### EXERCISE:
Count the lines of the records below that hold the word "title", and give only the number.

### DATA TO USE:
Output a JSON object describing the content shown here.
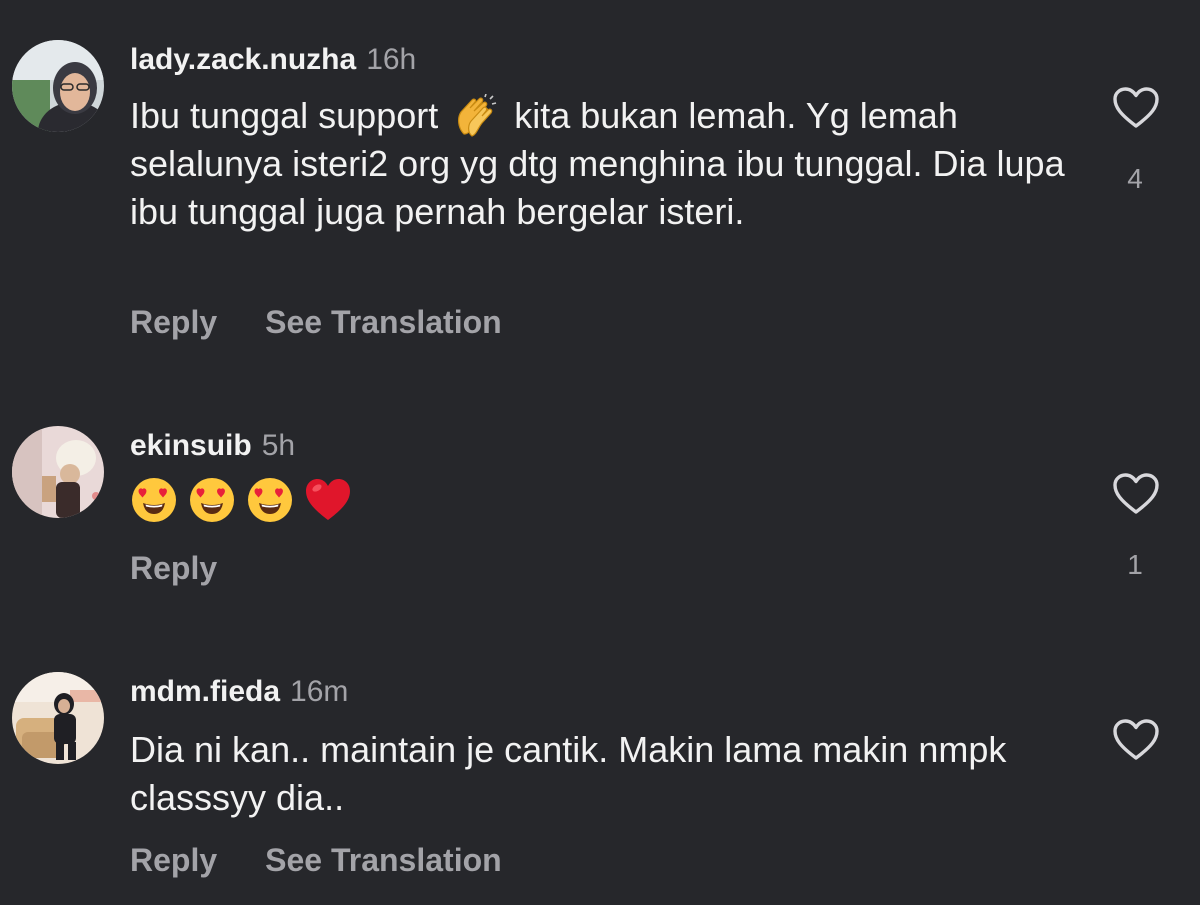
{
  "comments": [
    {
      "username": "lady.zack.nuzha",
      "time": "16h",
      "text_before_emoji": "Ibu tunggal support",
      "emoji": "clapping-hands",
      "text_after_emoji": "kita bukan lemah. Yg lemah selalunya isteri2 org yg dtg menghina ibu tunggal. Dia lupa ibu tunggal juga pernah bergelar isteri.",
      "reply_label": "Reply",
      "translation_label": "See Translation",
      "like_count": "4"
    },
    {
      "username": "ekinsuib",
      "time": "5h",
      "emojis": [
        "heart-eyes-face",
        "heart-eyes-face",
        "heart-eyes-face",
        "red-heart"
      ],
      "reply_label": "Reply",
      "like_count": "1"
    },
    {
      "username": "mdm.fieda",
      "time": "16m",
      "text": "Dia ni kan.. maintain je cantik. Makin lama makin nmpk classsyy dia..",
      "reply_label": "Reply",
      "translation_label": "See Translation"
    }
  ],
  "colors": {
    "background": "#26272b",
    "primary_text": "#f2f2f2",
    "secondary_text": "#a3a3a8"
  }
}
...
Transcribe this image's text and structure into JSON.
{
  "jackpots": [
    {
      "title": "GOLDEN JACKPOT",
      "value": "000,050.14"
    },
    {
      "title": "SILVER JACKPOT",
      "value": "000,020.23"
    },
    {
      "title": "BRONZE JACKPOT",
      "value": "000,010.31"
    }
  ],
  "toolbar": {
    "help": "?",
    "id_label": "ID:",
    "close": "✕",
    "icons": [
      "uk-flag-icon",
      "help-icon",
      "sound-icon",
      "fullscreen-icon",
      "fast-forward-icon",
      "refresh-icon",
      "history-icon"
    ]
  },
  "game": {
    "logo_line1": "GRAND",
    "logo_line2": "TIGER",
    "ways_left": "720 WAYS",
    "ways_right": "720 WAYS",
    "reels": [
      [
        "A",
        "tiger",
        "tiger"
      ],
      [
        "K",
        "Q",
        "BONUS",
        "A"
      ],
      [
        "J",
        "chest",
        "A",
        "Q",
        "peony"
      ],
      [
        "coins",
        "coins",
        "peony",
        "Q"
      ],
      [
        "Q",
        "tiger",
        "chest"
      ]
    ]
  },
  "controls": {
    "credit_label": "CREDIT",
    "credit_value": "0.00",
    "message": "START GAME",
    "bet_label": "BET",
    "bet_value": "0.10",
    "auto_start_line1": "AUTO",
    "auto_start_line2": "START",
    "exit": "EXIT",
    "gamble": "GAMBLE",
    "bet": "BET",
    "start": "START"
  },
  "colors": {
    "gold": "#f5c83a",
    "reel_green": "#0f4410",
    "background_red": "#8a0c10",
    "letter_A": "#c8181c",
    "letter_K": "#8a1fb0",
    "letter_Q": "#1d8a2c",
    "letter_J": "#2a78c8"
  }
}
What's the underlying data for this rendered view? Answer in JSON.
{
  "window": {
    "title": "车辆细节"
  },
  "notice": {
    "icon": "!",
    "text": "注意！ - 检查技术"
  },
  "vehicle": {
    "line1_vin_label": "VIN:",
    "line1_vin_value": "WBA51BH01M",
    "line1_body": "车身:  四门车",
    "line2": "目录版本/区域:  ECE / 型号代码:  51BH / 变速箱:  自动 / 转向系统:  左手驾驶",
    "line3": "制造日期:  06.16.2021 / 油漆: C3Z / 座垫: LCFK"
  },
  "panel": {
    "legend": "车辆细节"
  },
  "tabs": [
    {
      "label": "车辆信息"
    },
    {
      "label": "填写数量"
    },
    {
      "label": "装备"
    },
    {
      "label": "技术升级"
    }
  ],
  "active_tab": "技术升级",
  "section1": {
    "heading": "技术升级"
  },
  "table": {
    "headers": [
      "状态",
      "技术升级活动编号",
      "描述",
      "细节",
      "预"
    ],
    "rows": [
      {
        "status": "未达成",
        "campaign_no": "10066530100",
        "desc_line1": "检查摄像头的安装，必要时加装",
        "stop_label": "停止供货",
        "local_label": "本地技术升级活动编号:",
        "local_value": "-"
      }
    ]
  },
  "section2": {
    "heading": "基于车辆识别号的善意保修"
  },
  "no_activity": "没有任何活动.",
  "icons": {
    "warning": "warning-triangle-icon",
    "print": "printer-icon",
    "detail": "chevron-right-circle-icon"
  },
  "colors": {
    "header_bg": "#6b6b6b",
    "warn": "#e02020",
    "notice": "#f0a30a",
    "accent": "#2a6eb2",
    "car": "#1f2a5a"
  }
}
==
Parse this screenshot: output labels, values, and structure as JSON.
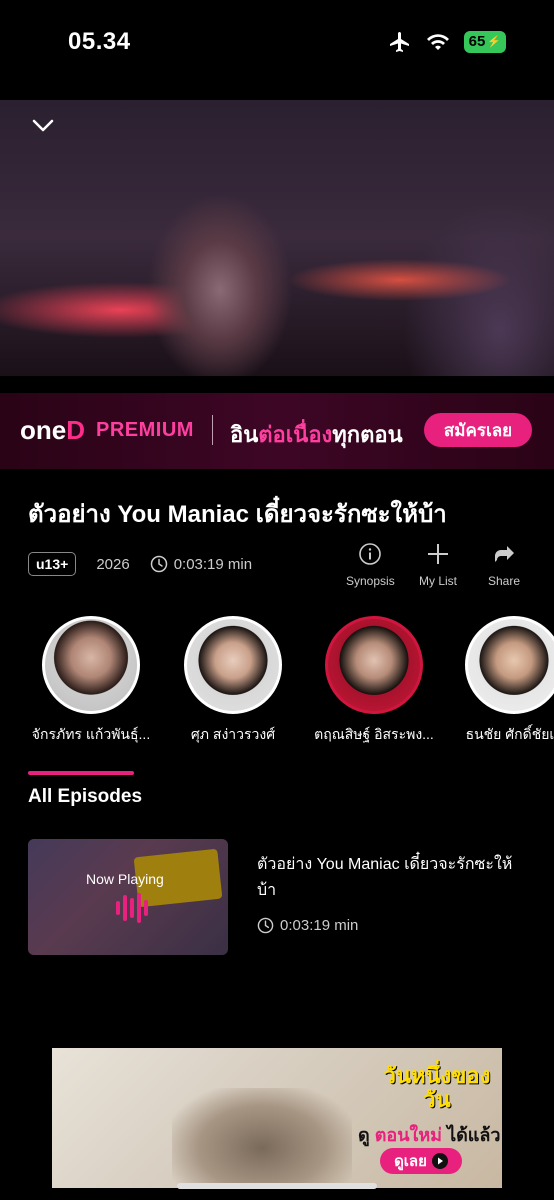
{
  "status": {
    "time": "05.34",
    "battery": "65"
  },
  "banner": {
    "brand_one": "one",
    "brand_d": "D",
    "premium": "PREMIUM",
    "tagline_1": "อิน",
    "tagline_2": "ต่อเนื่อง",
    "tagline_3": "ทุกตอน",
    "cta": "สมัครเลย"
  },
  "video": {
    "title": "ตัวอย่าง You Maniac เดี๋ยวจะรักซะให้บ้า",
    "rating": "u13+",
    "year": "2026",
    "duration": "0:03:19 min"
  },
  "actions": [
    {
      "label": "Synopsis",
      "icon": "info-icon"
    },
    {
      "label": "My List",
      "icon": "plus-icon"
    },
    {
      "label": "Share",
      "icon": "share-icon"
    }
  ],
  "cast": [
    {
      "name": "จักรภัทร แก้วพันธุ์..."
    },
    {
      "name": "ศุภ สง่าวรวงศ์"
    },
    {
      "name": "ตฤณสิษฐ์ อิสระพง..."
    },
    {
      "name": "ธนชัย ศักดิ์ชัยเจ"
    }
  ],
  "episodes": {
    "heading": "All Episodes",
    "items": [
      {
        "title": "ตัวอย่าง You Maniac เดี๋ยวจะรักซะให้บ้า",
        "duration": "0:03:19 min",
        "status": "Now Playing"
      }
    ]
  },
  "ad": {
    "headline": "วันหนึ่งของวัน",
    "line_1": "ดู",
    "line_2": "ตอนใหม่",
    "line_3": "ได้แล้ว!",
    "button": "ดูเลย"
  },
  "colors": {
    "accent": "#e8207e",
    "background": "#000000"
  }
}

### YOUR RESPONSE:
6